◆ **Stored dataset items**
--- START ---

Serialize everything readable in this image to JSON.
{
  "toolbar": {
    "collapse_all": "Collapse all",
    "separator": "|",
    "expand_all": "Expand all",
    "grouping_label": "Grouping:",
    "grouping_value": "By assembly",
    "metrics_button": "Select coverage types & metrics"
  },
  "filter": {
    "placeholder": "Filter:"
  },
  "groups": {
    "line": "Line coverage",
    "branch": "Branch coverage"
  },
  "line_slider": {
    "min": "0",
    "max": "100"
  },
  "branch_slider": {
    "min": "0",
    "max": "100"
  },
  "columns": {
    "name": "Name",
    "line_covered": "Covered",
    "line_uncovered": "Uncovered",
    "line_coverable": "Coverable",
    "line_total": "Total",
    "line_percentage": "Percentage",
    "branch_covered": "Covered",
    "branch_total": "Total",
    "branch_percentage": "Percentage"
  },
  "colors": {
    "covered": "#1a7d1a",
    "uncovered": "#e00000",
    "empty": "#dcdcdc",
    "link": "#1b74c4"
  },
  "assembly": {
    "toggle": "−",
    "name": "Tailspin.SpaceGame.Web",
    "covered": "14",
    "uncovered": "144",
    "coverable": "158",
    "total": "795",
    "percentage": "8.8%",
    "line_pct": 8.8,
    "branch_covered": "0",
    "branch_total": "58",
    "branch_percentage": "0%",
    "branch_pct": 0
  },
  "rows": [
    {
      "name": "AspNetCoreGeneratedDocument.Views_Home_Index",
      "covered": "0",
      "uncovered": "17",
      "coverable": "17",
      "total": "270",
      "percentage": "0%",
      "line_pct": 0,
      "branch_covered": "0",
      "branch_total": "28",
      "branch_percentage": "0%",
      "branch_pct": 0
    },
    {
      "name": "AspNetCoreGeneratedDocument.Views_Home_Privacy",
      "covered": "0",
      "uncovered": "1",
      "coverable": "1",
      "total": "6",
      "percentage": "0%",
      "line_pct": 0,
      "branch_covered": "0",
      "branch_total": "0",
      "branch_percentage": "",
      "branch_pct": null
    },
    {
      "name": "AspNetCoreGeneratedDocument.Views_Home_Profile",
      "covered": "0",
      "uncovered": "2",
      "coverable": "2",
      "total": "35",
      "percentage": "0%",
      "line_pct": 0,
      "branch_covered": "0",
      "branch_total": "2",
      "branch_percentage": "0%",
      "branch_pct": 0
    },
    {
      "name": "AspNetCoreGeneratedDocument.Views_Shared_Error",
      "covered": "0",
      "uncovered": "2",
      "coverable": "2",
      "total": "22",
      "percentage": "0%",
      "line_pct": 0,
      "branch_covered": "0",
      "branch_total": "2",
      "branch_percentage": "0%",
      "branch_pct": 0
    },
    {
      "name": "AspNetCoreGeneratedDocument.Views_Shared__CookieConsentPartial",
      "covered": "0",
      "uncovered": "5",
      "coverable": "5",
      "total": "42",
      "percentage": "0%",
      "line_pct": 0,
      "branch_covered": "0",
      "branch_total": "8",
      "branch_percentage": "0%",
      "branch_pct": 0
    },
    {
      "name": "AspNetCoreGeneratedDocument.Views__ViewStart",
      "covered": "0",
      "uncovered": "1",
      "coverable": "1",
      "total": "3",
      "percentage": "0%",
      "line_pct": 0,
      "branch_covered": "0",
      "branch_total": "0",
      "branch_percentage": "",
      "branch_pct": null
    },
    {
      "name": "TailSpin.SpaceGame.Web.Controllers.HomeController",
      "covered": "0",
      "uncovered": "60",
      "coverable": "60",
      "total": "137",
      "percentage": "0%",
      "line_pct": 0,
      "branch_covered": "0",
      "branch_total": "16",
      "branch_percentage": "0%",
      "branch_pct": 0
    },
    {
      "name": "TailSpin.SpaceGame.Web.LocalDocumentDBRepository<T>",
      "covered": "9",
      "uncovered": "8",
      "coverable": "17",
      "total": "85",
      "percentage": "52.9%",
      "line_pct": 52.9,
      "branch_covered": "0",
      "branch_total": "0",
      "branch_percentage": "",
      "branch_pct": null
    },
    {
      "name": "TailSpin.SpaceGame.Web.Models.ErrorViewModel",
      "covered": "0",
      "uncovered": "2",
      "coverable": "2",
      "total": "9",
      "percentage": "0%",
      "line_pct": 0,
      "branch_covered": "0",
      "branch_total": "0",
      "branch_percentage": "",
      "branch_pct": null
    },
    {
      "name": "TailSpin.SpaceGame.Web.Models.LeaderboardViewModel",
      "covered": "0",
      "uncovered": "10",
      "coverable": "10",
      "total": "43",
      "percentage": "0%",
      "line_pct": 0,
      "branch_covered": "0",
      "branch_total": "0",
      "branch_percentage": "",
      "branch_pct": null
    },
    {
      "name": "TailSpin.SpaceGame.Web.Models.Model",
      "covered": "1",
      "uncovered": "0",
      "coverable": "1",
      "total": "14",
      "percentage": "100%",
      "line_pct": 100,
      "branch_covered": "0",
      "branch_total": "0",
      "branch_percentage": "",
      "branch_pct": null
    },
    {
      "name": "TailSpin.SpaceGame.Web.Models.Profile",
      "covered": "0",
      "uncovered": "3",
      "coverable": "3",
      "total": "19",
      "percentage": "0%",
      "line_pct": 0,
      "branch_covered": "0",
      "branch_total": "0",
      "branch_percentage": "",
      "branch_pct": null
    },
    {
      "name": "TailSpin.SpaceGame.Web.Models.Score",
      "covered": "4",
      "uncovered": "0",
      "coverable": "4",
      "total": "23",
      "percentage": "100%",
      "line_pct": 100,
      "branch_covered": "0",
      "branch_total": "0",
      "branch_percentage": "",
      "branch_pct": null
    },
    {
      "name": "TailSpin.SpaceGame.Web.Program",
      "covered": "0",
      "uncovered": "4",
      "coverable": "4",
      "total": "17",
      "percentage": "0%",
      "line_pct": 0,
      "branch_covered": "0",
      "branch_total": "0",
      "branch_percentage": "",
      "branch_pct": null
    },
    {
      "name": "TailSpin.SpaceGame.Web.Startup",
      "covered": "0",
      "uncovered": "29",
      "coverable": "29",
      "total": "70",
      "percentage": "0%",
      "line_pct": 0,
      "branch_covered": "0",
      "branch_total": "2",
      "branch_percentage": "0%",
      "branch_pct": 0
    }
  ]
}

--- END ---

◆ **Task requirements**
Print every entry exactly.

◆ **Answer space**
Serialize everything readable in this image to JSON.
{
  "toolbar": {
    "collapse_all": "Collapse all",
    "separator": "|",
    "expand_all": "Expand all",
    "grouping_label": "Grouping:",
    "grouping_value": "By assembly",
    "metrics_button": "Select coverage types & metrics"
  },
  "filter": {
    "placeholder": "Filter:"
  },
  "groups": {
    "line": "Line coverage",
    "branch": "Branch coverage"
  },
  "line_slider": {
    "min": "0",
    "max": "100"
  },
  "branch_slider": {
    "min": "0",
    "max": "100"
  },
  "columns": {
    "name": "Name",
    "line_covered": "Covered",
    "line_uncovered": "Uncovered",
    "line_coverable": "Coverable",
    "line_total": "Total",
    "line_percentage": "Percentage",
    "branch_covered": "Covered",
    "branch_total": "Total",
    "branch_percentage": "Percentage"
  },
  "colors": {
    "covered": "#1a7d1a",
    "uncovered": "#e00000",
    "empty": "#dcdcdc",
    "link": "#1b74c4"
  },
  "assembly": {
    "toggle": "−",
    "name": "Tailspin.SpaceGame.Web",
    "covered": "14",
    "uncovered": "144",
    "coverable": "158",
    "total": "795",
    "percentage": "8.8%",
    "line_pct": 8.8,
    "branch_covered": "0",
    "branch_total": "58",
    "branch_percentage": "0%",
    "branch_pct": 0
  },
  "rows": [
    {
      "name": "AspNetCoreGeneratedDocument.Views_Home_Index",
      "covered": "0",
      "uncovered": "17",
      "coverable": "17",
      "total": "270",
      "percentage": "0%",
      "line_pct": 0,
      "branch_covered": "0",
      "branch_total": "28",
      "branch_percentage": "0%",
      "branch_pct": 0
    },
    {
      "name": "AspNetCoreGeneratedDocument.Views_Home_Privacy",
      "covered": "0",
      "uncovered": "1",
      "coverable": "1",
      "total": "6",
      "percentage": "0%",
      "line_pct": 0,
      "branch_covered": "0",
      "branch_total": "0",
      "branch_percentage": "",
      "branch_pct": null
    },
    {
      "name": "AspNetCoreGeneratedDocument.Views_Home_Profile",
      "covered": "0",
      "uncovered": "2",
      "coverable": "2",
      "total": "35",
      "percentage": "0%",
      "line_pct": 0,
      "branch_covered": "0",
      "branch_total": "2",
      "branch_percentage": "0%",
      "branch_pct": 0
    },
    {
      "name": "AspNetCoreGeneratedDocument.Views_Shared_Error",
      "covered": "0",
      "uncovered": "2",
      "coverable": "2",
      "total": "22",
      "percentage": "0%",
      "line_pct": 0,
      "branch_covered": "0",
      "branch_total": "2",
      "branch_percentage": "0%",
      "branch_pct": 0
    },
    {
      "name": "AspNetCoreGeneratedDocument.Views_Shared__CookieConsentPartial",
      "covered": "0",
      "uncovered": "5",
      "coverable": "5",
      "total": "42",
      "percentage": "0%",
      "line_pct": 0,
      "branch_covered": "0",
      "branch_total": "8",
      "branch_percentage": "0%",
      "branch_pct": 0
    },
    {
      "name": "AspNetCoreGeneratedDocument.Views__ViewStart",
      "covered": "0",
      "uncovered": "1",
      "coverable": "1",
      "total": "3",
      "percentage": "0%",
      "line_pct": 0,
      "branch_covered": "0",
      "branch_total": "0",
      "branch_percentage": "",
      "branch_pct": null
    },
    {
      "name": "TailSpin.SpaceGame.Web.Controllers.HomeController",
      "covered": "0",
      "uncovered": "60",
      "coverable": "60",
      "total": "137",
      "percentage": "0%",
      "line_pct": 0,
      "branch_covered": "0",
      "branch_total": "16",
      "branch_percentage": "0%",
      "branch_pct": 0
    },
    {
      "name": "TailSpin.SpaceGame.Web.LocalDocumentDBRepository<T>",
      "covered": "9",
      "uncovered": "8",
      "coverable": "17",
      "total": "85",
      "percentage": "52.9%",
      "line_pct": 52.9,
      "branch_covered": "0",
      "branch_total": "0",
      "branch_percentage": "",
      "branch_pct": null
    },
    {
      "name": "TailSpin.SpaceGame.Web.Models.ErrorViewModel",
      "covered": "0",
      "uncovered": "2",
      "coverable": "2",
      "total": "9",
      "percentage": "0%",
      "line_pct": 0,
      "branch_covered": "0",
      "branch_total": "0",
      "branch_percentage": "",
      "branch_pct": null
    },
    {
      "name": "TailSpin.SpaceGame.Web.Models.LeaderboardViewModel",
      "covered": "0",
      "uncovered": "10",
      "coverable": "10",
      "total": "43",
      "percentage": "0%",
      "line_pct": 0,
      "branch_covered": "0",
      "branch_total": "0",
      "branch_percentage": "",
      "branch_pct": null
    },
    {
      "name": "TailSpin.SpaceGame.Web.Models.Model",
      "covered": "1",
      "uncovered": "0",
      "coverable": "1",
      "total": "14",
      "percentage": "100%",
      "line_pct": 100,
      "branch_covered": "0",
      "branch_total": "0",
      "branch_percentage": "",
      "branch_pct": null
    },
    {
      "name": "TailSpin.SpaceGame.Web.Models.Profile",
      "covered": "0",
      "uncovered": "3",
      "coverable": "3",
      "total": "19",
      "percentage": "0%",
      "line_pct": 0,
      "branch_covered": "0",
      "branch_total": "0",
      "branch_percentage": "",
      "branch_pct": null
    },
    {
      "name": "TailSpin.SpaceGame.Web.Models.Score",
      "covered": "4",
      "uncovered": "0",
      "coverable": "4",
      "total": "23",
      "percentage": "100%",
      "line_pct": 100,
      "branch_covered": "0",
      "branch_total": "0",
      "branch_percentage": "",
      "branch_pct": null
    },
    {
      "name": "TailSpin.SpaceGame.Web.Program",
      "covered": "0",
      "uncovered": "4",
      "coverable": "4",
      "total": "17",
      "percentage": "0%",
      "line_pct": 0,
      "branch_covered": "0",
      "branch_total": "0",
      "branch_percentage": "",
      "branch_pct": null
    },
    {
      "name": "TailSpin.SpaceGame.Web.Startup",
      "covered": "0",
      "uncovered": "29",
      "coverable": "29",
      "total": "70",
      "percentage": "0%",
      "line_pct": 0,
      "branch_covered": "0",
      "branch_total": "2",
      "branch_percentage": "0%",
      "branch_pct": 0
    }
  ]
}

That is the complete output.